> [Exercise aim]: Collect from the data below each line with "cangaroo".

(Stored dataset items)
================================

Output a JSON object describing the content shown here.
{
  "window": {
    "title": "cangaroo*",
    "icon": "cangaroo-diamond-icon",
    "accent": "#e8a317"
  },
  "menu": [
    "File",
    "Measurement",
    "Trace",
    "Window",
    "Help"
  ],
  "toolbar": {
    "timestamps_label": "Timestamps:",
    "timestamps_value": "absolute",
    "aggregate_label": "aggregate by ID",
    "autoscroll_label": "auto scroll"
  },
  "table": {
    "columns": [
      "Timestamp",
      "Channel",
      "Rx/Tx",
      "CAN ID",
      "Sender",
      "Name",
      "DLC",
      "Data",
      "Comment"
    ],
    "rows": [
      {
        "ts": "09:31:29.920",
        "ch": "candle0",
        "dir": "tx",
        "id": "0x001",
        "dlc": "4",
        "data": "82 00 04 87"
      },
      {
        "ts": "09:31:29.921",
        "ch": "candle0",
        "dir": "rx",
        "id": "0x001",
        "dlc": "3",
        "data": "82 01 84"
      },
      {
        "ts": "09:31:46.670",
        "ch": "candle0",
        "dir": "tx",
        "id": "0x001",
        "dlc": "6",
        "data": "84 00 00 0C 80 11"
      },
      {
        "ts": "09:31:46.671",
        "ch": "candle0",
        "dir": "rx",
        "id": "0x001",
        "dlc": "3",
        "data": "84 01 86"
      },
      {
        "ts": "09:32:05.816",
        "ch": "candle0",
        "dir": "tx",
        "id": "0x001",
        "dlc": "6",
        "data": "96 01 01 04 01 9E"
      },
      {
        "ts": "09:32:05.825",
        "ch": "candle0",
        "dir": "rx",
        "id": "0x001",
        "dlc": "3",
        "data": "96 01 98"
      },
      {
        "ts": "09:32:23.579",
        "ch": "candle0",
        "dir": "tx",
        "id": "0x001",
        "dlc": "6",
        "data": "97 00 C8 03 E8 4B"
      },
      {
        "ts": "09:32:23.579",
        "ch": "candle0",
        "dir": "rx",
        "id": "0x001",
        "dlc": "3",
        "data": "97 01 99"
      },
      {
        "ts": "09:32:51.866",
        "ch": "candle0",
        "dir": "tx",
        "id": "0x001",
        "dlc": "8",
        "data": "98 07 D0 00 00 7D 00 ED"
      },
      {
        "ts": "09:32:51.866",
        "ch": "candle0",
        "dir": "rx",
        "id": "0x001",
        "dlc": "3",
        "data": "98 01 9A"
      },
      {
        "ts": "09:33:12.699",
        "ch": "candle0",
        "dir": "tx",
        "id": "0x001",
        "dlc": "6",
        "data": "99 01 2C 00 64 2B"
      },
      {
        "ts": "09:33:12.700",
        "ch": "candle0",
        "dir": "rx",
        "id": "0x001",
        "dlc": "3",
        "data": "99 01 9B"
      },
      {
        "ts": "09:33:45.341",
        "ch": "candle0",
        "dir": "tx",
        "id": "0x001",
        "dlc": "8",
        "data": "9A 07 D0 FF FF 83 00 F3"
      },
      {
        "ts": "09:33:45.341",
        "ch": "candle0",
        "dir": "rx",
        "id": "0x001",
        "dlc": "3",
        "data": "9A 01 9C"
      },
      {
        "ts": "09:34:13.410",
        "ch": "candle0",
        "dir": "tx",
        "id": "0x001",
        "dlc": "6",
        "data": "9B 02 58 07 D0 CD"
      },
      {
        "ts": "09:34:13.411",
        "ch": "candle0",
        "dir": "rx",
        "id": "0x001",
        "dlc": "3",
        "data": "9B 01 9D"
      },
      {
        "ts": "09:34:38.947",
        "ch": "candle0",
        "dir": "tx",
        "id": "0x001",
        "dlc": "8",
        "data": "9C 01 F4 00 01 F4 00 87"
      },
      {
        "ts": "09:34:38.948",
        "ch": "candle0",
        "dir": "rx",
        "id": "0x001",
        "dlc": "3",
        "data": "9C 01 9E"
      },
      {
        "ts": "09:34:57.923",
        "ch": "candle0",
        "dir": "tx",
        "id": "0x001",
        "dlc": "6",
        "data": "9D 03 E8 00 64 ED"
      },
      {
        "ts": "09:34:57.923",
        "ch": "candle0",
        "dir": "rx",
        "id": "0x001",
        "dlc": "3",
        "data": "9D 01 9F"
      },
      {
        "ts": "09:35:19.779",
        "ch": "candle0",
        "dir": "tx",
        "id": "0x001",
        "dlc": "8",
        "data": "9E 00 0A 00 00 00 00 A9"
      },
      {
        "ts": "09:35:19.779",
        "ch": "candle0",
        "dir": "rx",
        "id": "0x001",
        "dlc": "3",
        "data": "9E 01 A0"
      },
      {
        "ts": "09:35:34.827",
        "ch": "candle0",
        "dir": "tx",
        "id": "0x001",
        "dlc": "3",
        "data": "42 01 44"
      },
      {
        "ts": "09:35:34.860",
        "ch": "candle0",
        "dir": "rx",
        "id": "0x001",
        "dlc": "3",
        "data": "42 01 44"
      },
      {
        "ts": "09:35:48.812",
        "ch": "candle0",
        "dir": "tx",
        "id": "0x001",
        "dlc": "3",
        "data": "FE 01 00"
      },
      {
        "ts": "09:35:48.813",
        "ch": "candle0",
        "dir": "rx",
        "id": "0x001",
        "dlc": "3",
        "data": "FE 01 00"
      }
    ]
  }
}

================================

> [Your solution]:
    "title": "cangaroo*",
    "icon": "cangaroo-diamond-icon",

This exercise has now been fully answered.